## Goal of the exercise
Repeat the data below exactly. Include each line.

## Material for this exercise
===============

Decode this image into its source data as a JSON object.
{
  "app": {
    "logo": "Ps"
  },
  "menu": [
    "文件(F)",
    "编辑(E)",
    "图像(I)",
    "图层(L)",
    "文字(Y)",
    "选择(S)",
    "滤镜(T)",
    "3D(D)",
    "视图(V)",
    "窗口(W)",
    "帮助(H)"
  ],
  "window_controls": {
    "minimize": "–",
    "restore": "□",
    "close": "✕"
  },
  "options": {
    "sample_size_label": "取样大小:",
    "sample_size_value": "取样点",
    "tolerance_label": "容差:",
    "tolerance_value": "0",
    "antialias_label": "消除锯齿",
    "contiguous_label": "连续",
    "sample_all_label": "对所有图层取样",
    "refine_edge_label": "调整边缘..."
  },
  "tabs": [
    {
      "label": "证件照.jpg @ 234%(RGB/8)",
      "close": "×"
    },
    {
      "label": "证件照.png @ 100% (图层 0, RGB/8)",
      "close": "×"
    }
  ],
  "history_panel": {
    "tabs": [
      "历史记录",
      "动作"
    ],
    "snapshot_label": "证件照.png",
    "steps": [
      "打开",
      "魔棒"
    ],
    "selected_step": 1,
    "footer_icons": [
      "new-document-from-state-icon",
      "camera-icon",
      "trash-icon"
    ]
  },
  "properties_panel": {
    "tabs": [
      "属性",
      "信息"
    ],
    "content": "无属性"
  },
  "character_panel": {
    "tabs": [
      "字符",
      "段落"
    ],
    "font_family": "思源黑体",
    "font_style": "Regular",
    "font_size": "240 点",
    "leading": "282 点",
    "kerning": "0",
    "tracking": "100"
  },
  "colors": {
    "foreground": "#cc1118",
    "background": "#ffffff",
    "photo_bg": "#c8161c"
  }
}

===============

## Response area
Decode this image into its source data as a JSON object.
{
  "app": {
    "logo": "Ps"
  },
  "menu": [
    "文件(F)",
    "编辑(E)",
    "图像(I)",
    "图层(L)",
    "文字(Y)",
    "选择(S)",
    "滤镜(T)",
    "3D(D)",
    "视图(V)",
    "窗口(W)",
    "帮助(H)"
  ],
  "window_controls": {
    "minimize": "–",
    "restore": "□",
    "close": "✕"
  },
  "options": {
    "sample_size_label": "取样大小:",
    "sample_size_value": "取样点",
    "tolerance_label": "容差:",
    "tolerance_value": "0",
    "antialias_label": "消除锯齿",
    "contiguous_label": "连续",
    "sample_all_label": "对所有图层取样",
    "refine_edge_label": "调整边缘..."
  },
  "tabs": [
    {
      "label": "证件照.jpg @ 234%(RGB/8)",
      "close": "×"
    },
    {
      "label": "证件照.png @ 100% (图层 0, RGB/8)",
      "close": "×"
    }
  ],
  "history_panel": {
    "tabs": [
      "历史记录",
      "动作"
    ],
    "snapshot_label": "证件照.png",
    "steps": [
      "打开",
      "魔棒"
    ],
    "selected_step": 1,
    "footer_icons": [
      "new-document-from-state-icon",
      "camera-icon",
      "trash-icon"
    ]
  },
  "properties_panel": {
    "tabs": [
      "属性",
      "信息"
    ],
    "content": "无属性"
  },
  "character_panel": {
    "tabs": [
      "字符",
      "段落"
    ],
    "font_family": "思源黑体",
    "font_style": "Regular",
    "font_size": "240 点",
    "leading": "282 点",
    "kerning": "0",
    "tracking": "100"
  },
  "colors": {
    "foreground": "#cc1118",
    "background": "#ffffff",
    "photo_bg": "#c8161c"
  }
}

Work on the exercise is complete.